— Records supplied —
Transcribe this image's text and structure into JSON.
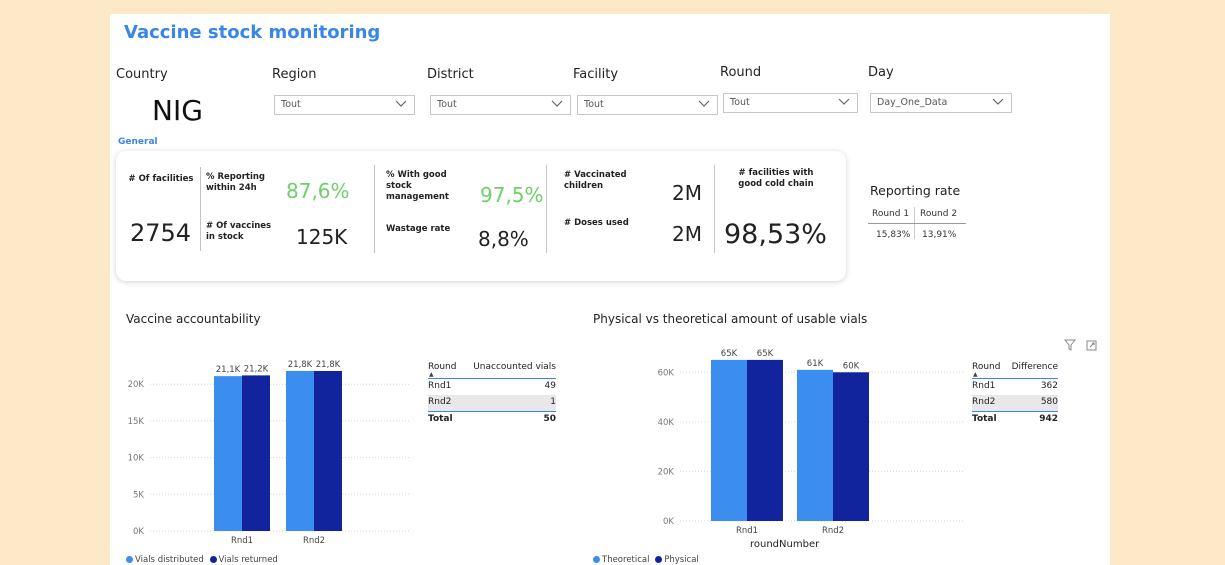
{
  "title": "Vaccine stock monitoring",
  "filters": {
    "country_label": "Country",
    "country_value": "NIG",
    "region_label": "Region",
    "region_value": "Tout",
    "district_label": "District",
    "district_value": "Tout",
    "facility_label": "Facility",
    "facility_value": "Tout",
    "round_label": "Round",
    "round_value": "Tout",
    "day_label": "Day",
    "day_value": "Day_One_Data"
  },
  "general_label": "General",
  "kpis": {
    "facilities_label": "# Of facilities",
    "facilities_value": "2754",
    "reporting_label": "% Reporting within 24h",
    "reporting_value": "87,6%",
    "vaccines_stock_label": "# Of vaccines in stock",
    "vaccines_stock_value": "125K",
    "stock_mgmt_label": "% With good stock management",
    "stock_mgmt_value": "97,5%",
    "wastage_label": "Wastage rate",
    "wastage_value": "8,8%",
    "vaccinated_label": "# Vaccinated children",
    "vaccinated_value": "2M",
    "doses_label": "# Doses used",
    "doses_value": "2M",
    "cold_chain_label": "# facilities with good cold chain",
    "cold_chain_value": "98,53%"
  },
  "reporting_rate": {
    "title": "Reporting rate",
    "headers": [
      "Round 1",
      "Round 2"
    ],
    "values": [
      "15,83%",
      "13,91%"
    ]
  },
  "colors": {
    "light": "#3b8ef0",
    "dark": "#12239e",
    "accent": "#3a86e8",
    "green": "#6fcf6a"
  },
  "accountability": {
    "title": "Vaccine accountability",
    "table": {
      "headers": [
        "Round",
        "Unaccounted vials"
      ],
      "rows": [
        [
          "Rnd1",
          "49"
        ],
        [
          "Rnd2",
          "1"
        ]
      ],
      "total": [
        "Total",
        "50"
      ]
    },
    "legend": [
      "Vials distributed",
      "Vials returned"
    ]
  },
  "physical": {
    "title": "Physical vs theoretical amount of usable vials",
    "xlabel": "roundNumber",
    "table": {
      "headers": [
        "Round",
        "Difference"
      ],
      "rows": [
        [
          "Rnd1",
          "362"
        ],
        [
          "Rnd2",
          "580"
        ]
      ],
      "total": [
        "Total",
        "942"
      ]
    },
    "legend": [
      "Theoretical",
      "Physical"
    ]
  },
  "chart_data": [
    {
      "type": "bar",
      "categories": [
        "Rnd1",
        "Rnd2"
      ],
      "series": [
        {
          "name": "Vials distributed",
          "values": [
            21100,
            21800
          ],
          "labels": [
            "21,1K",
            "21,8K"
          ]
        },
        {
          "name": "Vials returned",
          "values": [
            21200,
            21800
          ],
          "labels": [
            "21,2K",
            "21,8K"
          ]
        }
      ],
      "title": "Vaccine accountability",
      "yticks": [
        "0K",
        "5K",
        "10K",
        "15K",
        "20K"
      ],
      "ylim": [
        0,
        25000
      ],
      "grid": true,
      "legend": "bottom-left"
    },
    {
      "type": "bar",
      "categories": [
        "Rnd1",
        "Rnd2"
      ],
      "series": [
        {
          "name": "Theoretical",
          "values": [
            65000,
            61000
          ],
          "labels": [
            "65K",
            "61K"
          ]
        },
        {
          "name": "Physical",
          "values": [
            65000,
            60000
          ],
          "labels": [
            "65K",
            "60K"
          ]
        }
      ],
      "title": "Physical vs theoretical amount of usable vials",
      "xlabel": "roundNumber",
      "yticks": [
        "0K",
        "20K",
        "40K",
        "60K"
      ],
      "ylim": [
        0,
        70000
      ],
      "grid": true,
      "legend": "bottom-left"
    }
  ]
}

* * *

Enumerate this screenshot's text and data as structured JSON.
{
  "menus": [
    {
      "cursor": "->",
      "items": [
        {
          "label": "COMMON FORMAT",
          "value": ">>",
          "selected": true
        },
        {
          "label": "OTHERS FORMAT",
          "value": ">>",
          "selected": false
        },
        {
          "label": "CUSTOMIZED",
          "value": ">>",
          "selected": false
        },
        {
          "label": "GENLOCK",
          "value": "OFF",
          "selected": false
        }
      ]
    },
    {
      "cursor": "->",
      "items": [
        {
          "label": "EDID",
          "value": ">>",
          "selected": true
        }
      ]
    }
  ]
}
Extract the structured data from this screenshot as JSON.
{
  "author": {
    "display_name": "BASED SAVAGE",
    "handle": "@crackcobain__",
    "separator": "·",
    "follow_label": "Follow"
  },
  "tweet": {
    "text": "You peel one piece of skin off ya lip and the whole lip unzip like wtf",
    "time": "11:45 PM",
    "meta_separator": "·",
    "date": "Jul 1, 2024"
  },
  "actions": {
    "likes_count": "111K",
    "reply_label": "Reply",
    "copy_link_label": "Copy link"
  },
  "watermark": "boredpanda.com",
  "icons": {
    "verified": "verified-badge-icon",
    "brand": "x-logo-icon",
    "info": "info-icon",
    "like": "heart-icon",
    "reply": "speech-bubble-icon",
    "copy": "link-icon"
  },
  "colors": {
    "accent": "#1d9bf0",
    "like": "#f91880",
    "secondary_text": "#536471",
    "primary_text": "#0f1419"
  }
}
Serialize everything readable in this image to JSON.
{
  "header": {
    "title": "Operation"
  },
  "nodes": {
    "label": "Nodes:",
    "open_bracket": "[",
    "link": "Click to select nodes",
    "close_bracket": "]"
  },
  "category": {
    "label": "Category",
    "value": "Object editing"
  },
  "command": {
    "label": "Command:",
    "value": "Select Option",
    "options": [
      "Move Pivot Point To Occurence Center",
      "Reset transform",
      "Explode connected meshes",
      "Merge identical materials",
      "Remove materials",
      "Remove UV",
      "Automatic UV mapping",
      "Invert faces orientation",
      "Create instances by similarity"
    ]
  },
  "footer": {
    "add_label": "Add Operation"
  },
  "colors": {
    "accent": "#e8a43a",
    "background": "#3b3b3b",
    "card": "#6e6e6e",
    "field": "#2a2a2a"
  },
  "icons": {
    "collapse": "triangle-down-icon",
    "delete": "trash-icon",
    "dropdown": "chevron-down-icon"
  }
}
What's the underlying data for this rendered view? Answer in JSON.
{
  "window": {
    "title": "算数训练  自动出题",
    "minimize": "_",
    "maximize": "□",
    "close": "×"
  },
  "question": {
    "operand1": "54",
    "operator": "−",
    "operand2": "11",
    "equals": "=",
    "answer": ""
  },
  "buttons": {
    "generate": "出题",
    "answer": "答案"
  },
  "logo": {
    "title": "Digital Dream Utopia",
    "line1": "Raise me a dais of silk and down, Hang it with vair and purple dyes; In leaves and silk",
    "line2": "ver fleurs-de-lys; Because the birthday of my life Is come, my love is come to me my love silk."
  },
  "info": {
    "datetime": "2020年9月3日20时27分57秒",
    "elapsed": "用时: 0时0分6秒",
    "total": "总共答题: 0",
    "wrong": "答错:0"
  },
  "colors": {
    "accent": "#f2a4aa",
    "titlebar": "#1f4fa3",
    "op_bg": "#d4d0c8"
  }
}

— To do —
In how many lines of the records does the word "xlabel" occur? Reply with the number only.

— Answer box —
2